U.S. executives named Brazil and Mexico, the two largest economies in Latin America, among their five most popular destinations for deal making, according to a new survey.
The data from Ernst and Young (EY) found that the pick-up in deals in Latin America was part of a marked “geographical shift in capital allocation.”
Brazil emerged last year from its worst recession on record and EY analysts said that the ongoing recovery has made it an attractive destination for executives in the United States looking to expand business through mergers and acquisitions. That has been especially true as many U.S. public companies boast lofty valuations after the U.S. stock market’s nine-year bull run.
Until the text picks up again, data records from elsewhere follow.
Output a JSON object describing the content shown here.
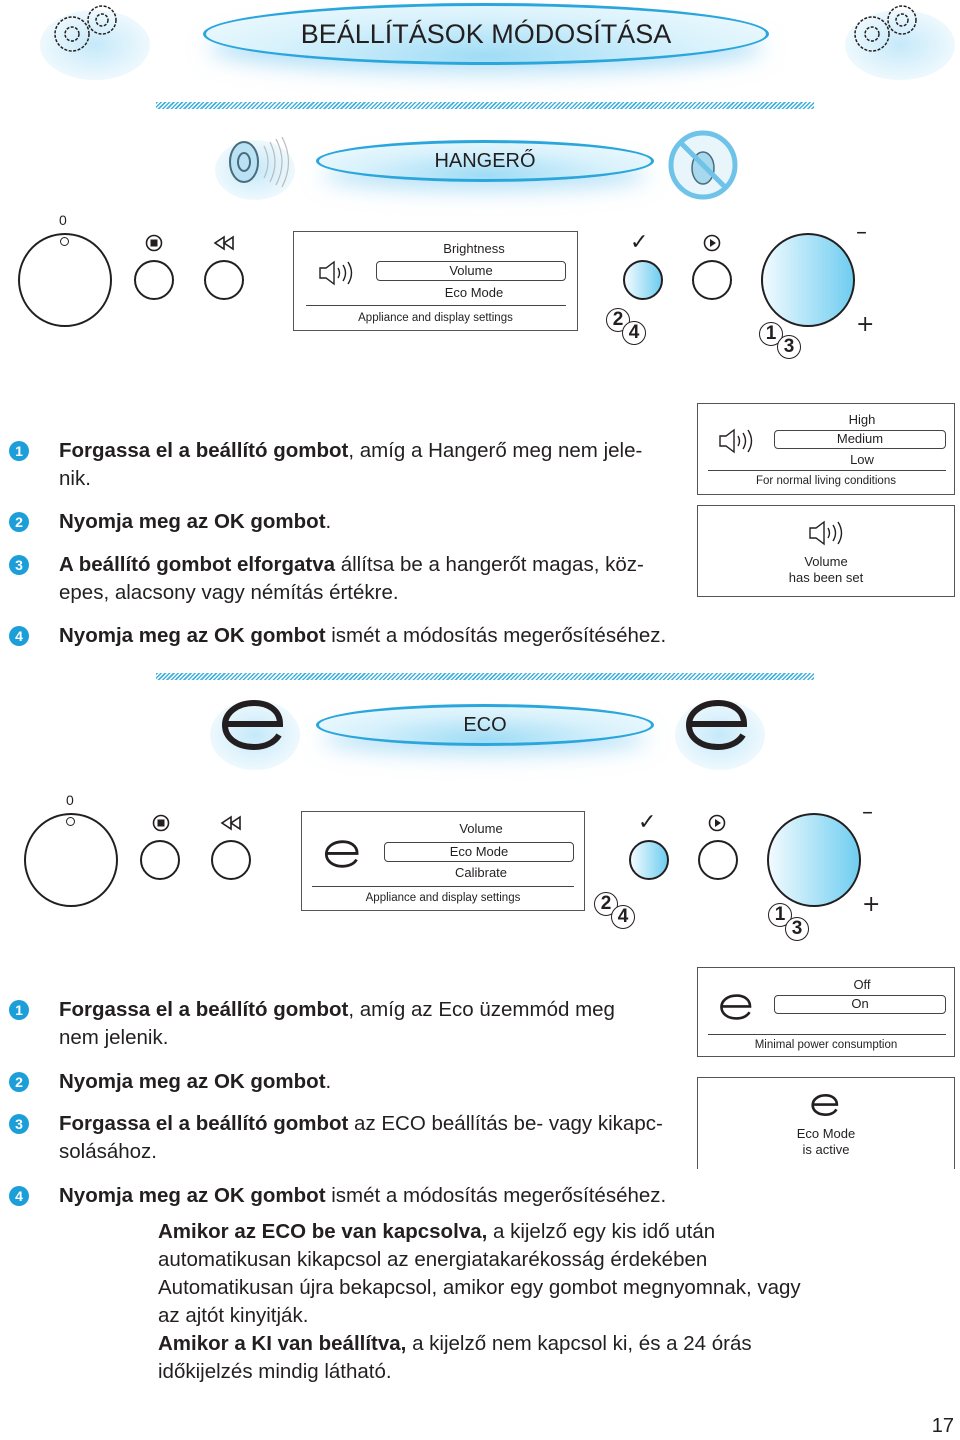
{
  "page": {
    "title": "BEÁLLÍTÁSOK MÓDOSÍTÁSA",
    "page_number": "17",
    "icons": {
      "left": "gears-icon",
      "right": "gears-icon"
    }
  },
  "volume_section": {
    "heading": "HANGERŐ",
    "icons": {
      "left": "speaker-icon",
      "right": "speaker-muted-icon"
    },
    "control_panel": {
      "dial_zero_label": "0",
      "stop_symbol": "⏹",
      "back_symbol": "⏪",
      "ok_symbol": "✓",
      "play_symbol": "▶",
      "minus_label": "–",
      "plus_label": "+",
      "ok_steps": [
        "2",
        "4"
      ],
      "knob_steps": [
        "1",
        "3"
      ],
      "display": {
        "options": [
          "Brightness",
          "Volume",
          "Eco Mode"
        ],
        "selected": "Volume",
        "footer": "Appliance and display settings"
      }
    },
    "screen_level": {
      "options": [
        "High",
        "Medium",
        "Low"
      ],
      "selected": "Medium",
      "footer": "For normal living conditions"
    },
    "screen_confirm": {
      "line1": "Volume",
      "line2": "has been set"
    },
    "steps": [
      {
        "num": "1",
        "bold": "Forgassa el a beállító gombot",
        "rest": ", amíg a Hangerő meg nem jele-",
        "line2": "nik."
      },
      {
        "num": "2",
        "bold": "Nyomja meg az OK gombot",
        "rest": ".",
        "line2": ""
      },
      {
        "num": "3",
        "bold": "A beállító gombot elforgatva",
        "rest": " állítsa be a hangerőt magas, köz-",
        "line2": "epes, alacsony vagy némítás értékre."
      },
      {
        "num": "4",
        "bold": "Nyomja meg az OK gombot",
        "rest": " ismét a módosítás megerősítéséhez.",
        "line2": ""
      }
    ]
  },
  "eco_section": {
    "heading": "ECO",
    "icons": {
      "left": "eco-e-icon",
      "right": "eco-e-icon"
    },
    "control_panel": {
      "dial_zero_label": "0",
      "minus_label": "–",
      "plus_label": "+",
      "ok_steps": [
        "2",
        "4"
      ],
      "knob_steps": [
        "1",
        "3"
      ],
      "display": {
        "options": [
          "Volume",
          "Eco Mode",
          "Calibrate"
        ],
        "selected": "Eco Mode",
        "footer": "Appliance and display settings"
      }
    },
    "screen_toggle": {
      "options": [
        "Off",
        "On"
      ],
      "selected": "On",
      "footer": "Minimal power consumption"
    },
    "screen_confirm": {
      "line1": "Eco Mode",
      "line2": "is active"
    },
    "steps": [
      {
        "num": "1",
        "bold": "Forgassa el a beállító gombot",
        "rest": ", amíg az Eco üzemmód meg",
        "line2": "nem jelenik."
      },
      {
        "num": "2",
        "bold": "Nyomja meg az OK gombot",
        "rest": ".",
        "line2": ""
      },
      {
        "num": "3",
        "bold": "Forgassa el a beállító gombot",
        "rest": " az ECO beállítás be- vagy kikapc-",
        "line2": "solásához."
      },
      {
        "num": "4",
        "bold": "Nyomja meg az OK gombot",
        "rest": " ismét a módosítás megerősítéséhez.",
        "line2": ""
      }
    ],
    "notes": [
      {
        "bold": "Amikor az ECO be van kapcsolva,",
        "rest": " a kijelző egy kis idő után automatikusan kikapcsol az energiatakarékosság érdekében Automatikusan újra bekapcsol, amikor egy gombot megnyomnak, vagy az ajtót kinyitják."
      },
      {
        "bold": "Amikor a KI van beállítva,",
        "rest": " a kijelző nem kapcsol ki, és a 24 órás időkijelzés mindig látható."
      }
    ]
  }
}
Brazil also removed former left-wing President Dilma Rousseff, who favored large subsidies and spending programs for the poor, from office in 2016 in favor of market-friendly Michel Temer. Temer has rolled back a number of welfare programs in the country and proposed further cuts to spending, including the country’s large pension system, driving his approval rating to 5%, polls show.
“Over the last 12 months we’ve seen a move in Latin America towards market-friendly regimes, the privatization of key industries, and other pro-business policies. This environment has bolstered the confidence of investors who were previously on the fence about deploying capital in the region,” said Bill Casey, EY’s Americas vice chair of transaction advisory services, in a statement. “US executives see this progress and recognize the opportunity for growth in the region, and the surge we see in Latin American M&A appetite shows how U.S. businesses are keen to make up for lost time.”
Deal-hungry execs could be in for a surprise, however, after the country’s October presidential elections. Former President Luiz Inacio “Lula” da Silva, who headed the left-wing Workers Party before announcing Rousseff as his heir apparent, remains atop presidential polls. Da Silva has been jailed on corruption charges, but remains eligible to seek the presidency until a ruling by the country’s Supreme Court.
Similarly, Mexico’s Andres Manuel Lopez Obrador holds a strong lead over competitors in polling of his country’s presidential election, which will be decided in July. Lopez Obrador has styled himself as a hard-left champion of the people, vowing to roll back reforms put in place by current President Enrique Pena Nieto.
The company’s survey found that cross-border mergers and acquisitions (M&A) activity is the most common theme expected by U.S. execs for the next 12 months. The respondents noted regulation and governmental intervention as the most commonly expected risk to potential deals.
“Regulatory considerations are a permanent fixture in the investment landscape regardless of which region is being targeted,” Casey said. “However, the potential rewards of M&A appear to outweigh cross-border concerns in today’s global environment.”